# TASK DIRECTIONS:
If a line in the records below holds the word "trading", copy it.

# EXERCISE DATA:
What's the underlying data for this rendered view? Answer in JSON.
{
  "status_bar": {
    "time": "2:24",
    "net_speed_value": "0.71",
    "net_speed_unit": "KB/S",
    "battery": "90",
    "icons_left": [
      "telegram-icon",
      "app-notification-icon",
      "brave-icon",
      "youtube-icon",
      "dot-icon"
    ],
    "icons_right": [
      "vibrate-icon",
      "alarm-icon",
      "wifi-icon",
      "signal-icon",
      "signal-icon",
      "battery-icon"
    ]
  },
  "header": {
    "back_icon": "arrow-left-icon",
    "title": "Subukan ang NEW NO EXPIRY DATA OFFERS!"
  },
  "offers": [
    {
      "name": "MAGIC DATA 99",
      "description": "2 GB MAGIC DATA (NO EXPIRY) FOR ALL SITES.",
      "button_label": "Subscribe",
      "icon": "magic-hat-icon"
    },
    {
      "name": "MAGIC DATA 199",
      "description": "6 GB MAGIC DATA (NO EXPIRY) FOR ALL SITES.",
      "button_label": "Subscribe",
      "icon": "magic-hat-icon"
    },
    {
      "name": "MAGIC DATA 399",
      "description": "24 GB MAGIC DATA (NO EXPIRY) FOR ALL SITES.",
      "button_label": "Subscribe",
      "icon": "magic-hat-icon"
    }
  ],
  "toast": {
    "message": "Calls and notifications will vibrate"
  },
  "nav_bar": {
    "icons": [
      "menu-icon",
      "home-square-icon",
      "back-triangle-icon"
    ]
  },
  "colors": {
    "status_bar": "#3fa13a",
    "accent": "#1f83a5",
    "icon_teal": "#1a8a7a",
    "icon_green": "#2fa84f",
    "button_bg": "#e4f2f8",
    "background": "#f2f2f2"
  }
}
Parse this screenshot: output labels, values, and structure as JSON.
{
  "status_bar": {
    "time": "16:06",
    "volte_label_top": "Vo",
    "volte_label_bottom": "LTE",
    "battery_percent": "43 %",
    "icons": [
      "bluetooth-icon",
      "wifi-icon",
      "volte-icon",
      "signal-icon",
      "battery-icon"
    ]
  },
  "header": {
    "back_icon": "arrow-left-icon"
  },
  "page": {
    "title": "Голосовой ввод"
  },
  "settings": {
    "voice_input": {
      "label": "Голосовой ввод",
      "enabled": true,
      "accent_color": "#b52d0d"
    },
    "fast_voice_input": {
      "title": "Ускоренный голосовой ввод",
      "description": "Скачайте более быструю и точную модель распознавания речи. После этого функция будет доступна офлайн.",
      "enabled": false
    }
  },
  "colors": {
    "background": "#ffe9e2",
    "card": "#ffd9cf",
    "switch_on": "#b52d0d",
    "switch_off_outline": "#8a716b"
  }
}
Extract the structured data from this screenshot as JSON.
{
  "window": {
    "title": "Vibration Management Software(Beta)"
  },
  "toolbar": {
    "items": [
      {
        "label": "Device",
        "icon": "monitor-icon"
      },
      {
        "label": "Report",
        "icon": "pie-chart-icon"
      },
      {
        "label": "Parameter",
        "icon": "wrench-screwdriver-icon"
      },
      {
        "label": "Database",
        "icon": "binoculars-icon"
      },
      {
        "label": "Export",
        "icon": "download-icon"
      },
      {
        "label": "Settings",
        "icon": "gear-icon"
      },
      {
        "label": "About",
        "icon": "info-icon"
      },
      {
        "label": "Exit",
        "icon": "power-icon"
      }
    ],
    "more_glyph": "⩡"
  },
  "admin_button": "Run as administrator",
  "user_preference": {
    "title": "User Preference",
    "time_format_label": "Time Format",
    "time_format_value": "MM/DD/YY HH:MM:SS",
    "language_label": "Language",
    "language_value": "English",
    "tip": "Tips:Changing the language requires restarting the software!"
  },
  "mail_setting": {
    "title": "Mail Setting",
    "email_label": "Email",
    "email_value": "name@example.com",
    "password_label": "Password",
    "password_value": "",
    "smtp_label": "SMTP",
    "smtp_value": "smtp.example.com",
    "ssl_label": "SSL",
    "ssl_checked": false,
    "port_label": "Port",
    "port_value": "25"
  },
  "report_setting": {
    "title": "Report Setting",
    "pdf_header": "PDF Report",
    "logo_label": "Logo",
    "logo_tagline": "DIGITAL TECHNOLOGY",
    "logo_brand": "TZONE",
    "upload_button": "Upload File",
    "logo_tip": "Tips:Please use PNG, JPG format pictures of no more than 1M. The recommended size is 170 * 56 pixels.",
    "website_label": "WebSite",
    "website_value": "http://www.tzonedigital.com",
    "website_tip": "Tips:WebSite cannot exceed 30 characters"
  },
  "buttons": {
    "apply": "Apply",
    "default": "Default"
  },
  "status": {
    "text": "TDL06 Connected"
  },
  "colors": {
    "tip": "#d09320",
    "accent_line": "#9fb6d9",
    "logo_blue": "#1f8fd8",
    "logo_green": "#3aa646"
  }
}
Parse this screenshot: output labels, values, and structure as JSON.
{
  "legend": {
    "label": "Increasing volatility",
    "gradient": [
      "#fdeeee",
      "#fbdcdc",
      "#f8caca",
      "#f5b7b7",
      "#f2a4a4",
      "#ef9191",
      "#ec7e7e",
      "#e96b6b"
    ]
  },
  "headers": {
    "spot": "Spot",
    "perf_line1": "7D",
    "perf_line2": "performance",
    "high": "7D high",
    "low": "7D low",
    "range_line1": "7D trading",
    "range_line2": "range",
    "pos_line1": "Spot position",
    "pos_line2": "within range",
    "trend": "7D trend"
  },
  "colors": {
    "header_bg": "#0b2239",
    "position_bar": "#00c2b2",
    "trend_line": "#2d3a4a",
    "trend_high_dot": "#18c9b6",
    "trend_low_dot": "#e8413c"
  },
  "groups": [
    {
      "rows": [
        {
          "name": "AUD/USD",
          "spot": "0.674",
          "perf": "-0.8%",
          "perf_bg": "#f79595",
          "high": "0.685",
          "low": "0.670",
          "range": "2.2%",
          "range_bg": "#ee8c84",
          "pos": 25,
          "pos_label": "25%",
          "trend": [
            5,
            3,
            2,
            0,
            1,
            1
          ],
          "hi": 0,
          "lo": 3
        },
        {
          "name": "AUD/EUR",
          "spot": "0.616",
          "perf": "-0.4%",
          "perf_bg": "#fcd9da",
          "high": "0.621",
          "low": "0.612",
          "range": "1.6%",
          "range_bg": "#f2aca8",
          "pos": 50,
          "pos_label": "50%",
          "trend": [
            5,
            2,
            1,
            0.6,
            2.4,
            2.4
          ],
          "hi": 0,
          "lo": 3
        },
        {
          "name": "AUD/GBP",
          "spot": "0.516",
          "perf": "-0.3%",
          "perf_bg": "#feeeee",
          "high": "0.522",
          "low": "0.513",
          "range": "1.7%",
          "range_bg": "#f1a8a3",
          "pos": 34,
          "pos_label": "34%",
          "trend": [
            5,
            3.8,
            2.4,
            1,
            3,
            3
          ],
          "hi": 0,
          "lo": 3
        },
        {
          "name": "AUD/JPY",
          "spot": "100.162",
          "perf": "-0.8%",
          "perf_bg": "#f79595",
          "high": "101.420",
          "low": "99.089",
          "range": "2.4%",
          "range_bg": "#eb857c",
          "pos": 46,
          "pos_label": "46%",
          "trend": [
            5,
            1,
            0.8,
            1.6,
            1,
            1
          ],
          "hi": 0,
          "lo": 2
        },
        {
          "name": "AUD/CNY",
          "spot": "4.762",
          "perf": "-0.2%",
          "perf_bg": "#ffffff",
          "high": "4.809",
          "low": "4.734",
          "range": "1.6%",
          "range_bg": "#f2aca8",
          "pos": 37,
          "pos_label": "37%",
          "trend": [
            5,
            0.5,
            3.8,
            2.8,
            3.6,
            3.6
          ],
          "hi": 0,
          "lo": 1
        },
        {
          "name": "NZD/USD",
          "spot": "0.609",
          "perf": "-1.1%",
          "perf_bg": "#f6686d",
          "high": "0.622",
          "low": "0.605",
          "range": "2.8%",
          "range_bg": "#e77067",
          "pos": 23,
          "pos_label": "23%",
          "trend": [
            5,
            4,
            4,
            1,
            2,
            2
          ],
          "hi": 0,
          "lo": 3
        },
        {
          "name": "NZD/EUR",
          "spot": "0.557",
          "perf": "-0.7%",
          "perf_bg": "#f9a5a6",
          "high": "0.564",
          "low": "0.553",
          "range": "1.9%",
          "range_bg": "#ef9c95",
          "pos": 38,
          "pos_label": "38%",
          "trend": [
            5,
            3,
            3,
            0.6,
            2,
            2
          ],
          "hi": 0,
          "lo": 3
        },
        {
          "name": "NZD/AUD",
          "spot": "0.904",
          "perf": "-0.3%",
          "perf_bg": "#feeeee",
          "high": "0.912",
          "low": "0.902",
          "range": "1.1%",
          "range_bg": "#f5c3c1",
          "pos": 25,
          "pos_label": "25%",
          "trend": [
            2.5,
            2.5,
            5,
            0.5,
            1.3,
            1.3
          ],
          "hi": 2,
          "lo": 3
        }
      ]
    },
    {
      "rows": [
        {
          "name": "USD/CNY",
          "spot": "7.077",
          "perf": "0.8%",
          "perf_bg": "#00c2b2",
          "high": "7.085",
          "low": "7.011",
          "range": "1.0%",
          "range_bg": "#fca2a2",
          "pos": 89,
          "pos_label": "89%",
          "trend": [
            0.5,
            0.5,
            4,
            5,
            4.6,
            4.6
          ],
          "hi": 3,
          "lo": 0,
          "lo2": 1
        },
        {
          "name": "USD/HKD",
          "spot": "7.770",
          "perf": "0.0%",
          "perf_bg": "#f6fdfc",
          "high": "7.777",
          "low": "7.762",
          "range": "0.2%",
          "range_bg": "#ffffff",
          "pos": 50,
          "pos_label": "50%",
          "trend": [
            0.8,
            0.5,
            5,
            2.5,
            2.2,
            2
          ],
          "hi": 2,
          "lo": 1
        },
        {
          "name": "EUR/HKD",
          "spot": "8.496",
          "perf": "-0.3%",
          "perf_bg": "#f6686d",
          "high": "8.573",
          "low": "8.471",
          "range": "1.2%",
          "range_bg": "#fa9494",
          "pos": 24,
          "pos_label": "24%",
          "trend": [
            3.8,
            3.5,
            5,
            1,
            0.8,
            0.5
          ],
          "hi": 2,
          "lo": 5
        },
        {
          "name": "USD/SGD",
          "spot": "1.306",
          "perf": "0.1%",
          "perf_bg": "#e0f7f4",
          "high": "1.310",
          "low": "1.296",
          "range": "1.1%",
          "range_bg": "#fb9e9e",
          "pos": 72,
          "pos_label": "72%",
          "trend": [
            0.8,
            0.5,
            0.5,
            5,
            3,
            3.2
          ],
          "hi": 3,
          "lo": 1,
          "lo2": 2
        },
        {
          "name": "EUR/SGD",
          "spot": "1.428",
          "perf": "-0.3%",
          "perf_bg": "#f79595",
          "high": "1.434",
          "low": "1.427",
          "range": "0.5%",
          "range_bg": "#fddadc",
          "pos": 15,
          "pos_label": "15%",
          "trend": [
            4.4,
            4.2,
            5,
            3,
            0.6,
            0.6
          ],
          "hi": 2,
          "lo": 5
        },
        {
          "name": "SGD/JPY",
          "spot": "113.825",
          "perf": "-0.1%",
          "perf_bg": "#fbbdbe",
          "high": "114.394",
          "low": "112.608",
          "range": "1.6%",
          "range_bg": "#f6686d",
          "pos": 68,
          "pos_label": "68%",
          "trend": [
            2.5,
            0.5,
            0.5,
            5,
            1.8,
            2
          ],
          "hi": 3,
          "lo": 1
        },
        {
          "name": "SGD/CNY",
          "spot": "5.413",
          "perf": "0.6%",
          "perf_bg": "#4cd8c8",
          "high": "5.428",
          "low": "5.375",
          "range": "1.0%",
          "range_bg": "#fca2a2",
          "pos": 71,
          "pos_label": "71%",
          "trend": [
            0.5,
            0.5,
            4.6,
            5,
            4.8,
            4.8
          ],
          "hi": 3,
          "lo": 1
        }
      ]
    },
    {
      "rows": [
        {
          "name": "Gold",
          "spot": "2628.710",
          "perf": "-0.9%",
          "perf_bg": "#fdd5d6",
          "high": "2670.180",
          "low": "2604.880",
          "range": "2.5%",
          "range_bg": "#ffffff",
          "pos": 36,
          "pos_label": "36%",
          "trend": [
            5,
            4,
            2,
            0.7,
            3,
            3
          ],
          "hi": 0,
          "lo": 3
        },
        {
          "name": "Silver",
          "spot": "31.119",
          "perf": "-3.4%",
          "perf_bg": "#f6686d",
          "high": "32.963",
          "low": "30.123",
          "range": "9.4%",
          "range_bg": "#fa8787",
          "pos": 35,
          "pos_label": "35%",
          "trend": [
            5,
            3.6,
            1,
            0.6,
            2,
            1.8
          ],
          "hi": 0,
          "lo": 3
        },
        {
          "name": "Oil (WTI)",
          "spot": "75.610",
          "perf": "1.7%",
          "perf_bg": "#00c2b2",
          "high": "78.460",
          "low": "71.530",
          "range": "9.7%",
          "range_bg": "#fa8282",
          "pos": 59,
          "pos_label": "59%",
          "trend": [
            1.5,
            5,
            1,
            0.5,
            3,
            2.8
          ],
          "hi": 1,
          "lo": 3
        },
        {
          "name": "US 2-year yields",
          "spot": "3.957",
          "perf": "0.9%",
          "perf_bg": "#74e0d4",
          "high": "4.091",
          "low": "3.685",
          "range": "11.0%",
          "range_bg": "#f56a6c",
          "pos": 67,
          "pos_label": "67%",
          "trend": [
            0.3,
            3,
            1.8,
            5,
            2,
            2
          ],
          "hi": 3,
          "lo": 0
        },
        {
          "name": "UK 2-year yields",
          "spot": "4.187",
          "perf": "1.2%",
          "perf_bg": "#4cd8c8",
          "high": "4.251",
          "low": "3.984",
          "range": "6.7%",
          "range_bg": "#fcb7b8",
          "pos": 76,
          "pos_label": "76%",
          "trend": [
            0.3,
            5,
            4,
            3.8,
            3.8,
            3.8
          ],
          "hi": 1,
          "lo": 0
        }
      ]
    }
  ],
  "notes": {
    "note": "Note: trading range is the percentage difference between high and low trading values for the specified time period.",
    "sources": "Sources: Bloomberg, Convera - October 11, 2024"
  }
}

# REPLY:
    "range_line1": "7D trading",
    "note": "Note: trading range is the percentage difference between high and low trading values for the specified time period.",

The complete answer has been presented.